70 fiber-to-the-home deployments in the US

To counter cable's threat, a trio of incumbent local exchange carriers (ILECs) has announced plans to extend their optical networks all the way to customer premises using fiber-to-the-home (FTTH) technologies. They are not alone in their fiber initiatives, however, and were even slow out of the gate.

To counter cable's threat, a trio of incumbent local exchange carriers (ILECs) has announced plans to extend their optical networks all the way to customer premises using fiber-to-the-home (FTTH) technologies. They are not alone in their fiber initiatives, however, and were even slow out of the gate. Nearly 70 FTTH deployments have been announced in North America by entities ranging from rural municipal governments to independent local telephone companies, and even real estate development firms. Still, the potential scale of the ILEC business gives FTTH equipment manufacturers the most hope for broader industry development.

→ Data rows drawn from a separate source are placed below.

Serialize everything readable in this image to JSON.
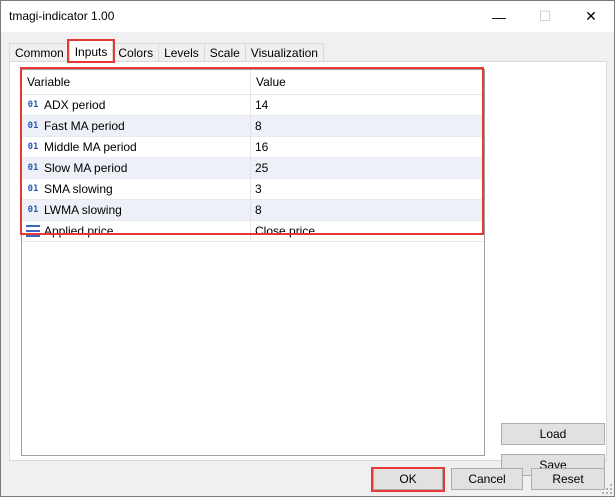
{
  "window": {
    "title": "tmagi-indicator 1.00",
    "minimize_glyph": "—",
    "maximize_glyph": "☐",
    "close_glyph": "✕"
  },
  "tabs": [
    {
      "label": "Common"
    },
    {
      "label": "Inputs",
      "active": true
    },
    {
      "label": "Colors"
    },
    {
      "label": "Levels"
    },
    {
      "label": "Scale"
    },
    {
      "label": "Visualization"
    }
  ],
  "grid": {
    "header": {
      "variable": "Variable",
      "value": "Value"
    },
    "int_icon_glyph": "01",
    "rows": [
      {
        "icon": "int-icon",
        "variable": "ADX period",
        "value": "14"
      },
      {
        "icon": "int-icon",
        "variable": "Fast MA period",
        "value": "8"
      },
      {
        "icon": "int-icon",
        "variable": "Middle MA period",
        "value": "16"
      },
      {
        "icon": "int-icon",
        "variable": "Slow MA period",
        "value": "25"
      },
      {
        "icon": "int-icon",
        "variable": "SMA slowing",
        "value": "3"
      },
      {
        "icon": "int-icon",
        "variable": "LWMA slowing",
        "value": "8"
      },
      {
        "icon": "enum-list-icon",
        "variable": "Applied price",
        "value": "Close price"
      }
    ]
  },
  "buttons": {
    "load": "Load",
    "save": "Save",
    "ok": "OK",
    "cancel": "Cancel",
    "reset": "Reset"
  },
  "colors": {
    "highlight": "#e53935",
    "icon_blue": "#2a59b8"
  }
}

But with prices reaching $1,364 per household in urban areas and $2,705 per household in rural domains, and a total US price tag of more than $233 billion, fiber networks will not come cheap. Even with scale-related equipment cost reductions, the length of time required to recover per-subscriber investments will be measured in years. Fiber networks could, however, prove telecom's only long-term option to neutralize cable